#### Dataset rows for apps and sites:
*** Block opens ***

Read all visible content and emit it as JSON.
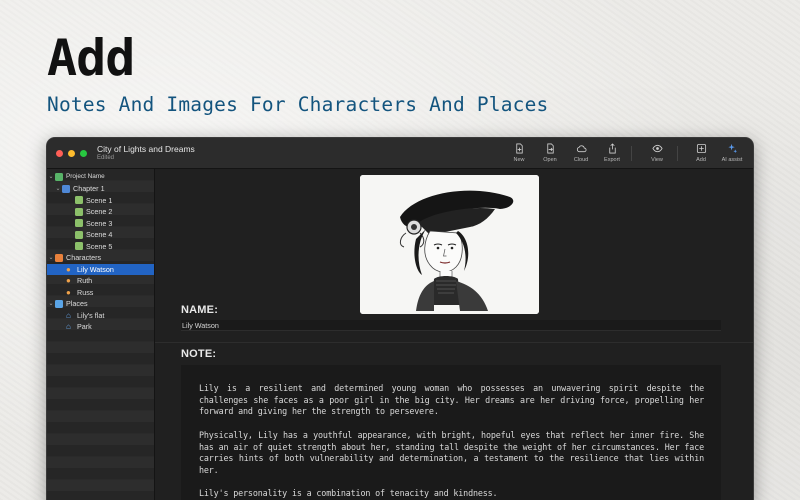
{
  "marketing": {
    "headline": "Add",
    "subheadline": "Notes And Images For Characters And Places"
  },
  "window": {
    "title": "City of Lights and Dreams",
    "status": "Edited"
  },
  "toolbar": {
    "new_label": "New",
    "open_label": "Open",
    "cloud_label": "Cloud",
    "export_label": "Export",
    "view_label": "View",
    "add_label": "Add",
    "ai_label": "AI assist"
  },
  "sidebar": {
    "project": "Project Name",
    "chapter": "Chapter 1",
    "scenes": [
      "Scene 1",
      "Scene 2",
      "Scene 3",
      "Scene 4",
      "Scene 5"
    ],
    "characters_folder": "Characters",
    "characters": [
      "Lily Watson",
      "Ruth",
      "Russ"
    ],
    "places_folder": "Places",
    "places": [
      "Lily's flat",
      "Park"
    ],
    "selected": "Lily Watson"
  },
  "detail": {
    "image_icon": "portrait-sketch-image",
    "name_label": "NAME:",
    "name_value": "Lily Watson",
    "note_label": "NOTE:",
    "note_paragraphs": [
      "Lily is a resilient and determined young woman who possesses an unwavering spirit despite the challenges she faces as a poor girl in the big city. Her dreams are her driving force, propelling her forward and giving her the strength to persevere.",
      "Physically, Lily has a youthful appearance, with bright, hopeful eyes that reflect her inner fire. She has an air of quiet strength about her, standing tall despite the weight of her circumstances. Her face carries hints of both vulnerability and determination, a testament to the resilience that lies within her.",
      "Lily's personality is a combination of tenacity and kindness."
    ]
  },
  "colors": {
    "accent": "#2264c4",
    "subheadline": "#13547e",
    "window_bg": "#1f1f1f"
  }
}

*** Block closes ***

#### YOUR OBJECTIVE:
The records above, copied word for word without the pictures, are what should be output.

#### ANSWER TO THIS TASK:
Read all visible content and emit it as JSON.
{
  "marketing": {
    "headline": "Add",
    "subheadline": "Notes And Images For Characters And Places"
  },
  "window": {
    "title": "City of Lights and Dreams",
    "status": "Edited"
  },
  "toolbar": {
    "new_label": "New",
    "open_label": "Open",
    "cloud_label": "Cloud",
    "export_label": "Export",
    "view_label": "View",
    "add_label": "Add",
    "ai_label": "AI assist"
  },
  "sidebar": {
    "project": "Project Name",
    "chapter": "Chapter 1",
    "scenes": [
      "Scene 1",
      "Scene 2",
      "Scene 3",
      "Scene 4",
      "Scene 5"
    ],
    "characters_folder": "Characters",
    "characters": [
      "Lily Watson",
      "Ruth",
      "Russ"
    ],
    "places_folder": "Places",
    "places": [
      "Lily's flat",
      "Park"
    ],
    "selected": "Lily Watson"
  },
  "detail": {
    "image_icon": "portrait-sketch-image",
    "name_label": "NAME:",
    "name_value": "Lily Watson",
    "note_label": "NOTE:",
    "note_paragraphs": [
      "Lily is a resilient and determined young woman who possesses an unwavering spirit despite the challenges she faces as a poor girl in the big city. Her dreams are her driving force, propelling her forward and giving her the strength to persevere.",
      "Physically, Lily has a youthful appearance, with bright, hopeful eyes that reflect her inner fire. She has an air of quiet strength about her, standing tall despite the weight of her circumstances. Her face carries hints of both vulnerability and determination, a testament to the resilience that lies within her.",
      "Lily's personality is a combination of tenacity and kindness."
    ]
  },
  "colors": {
    "accent": "#2264c4",
    "subheadline": "#13547e",
    "window_bg": "#1f1f1f"
  }
}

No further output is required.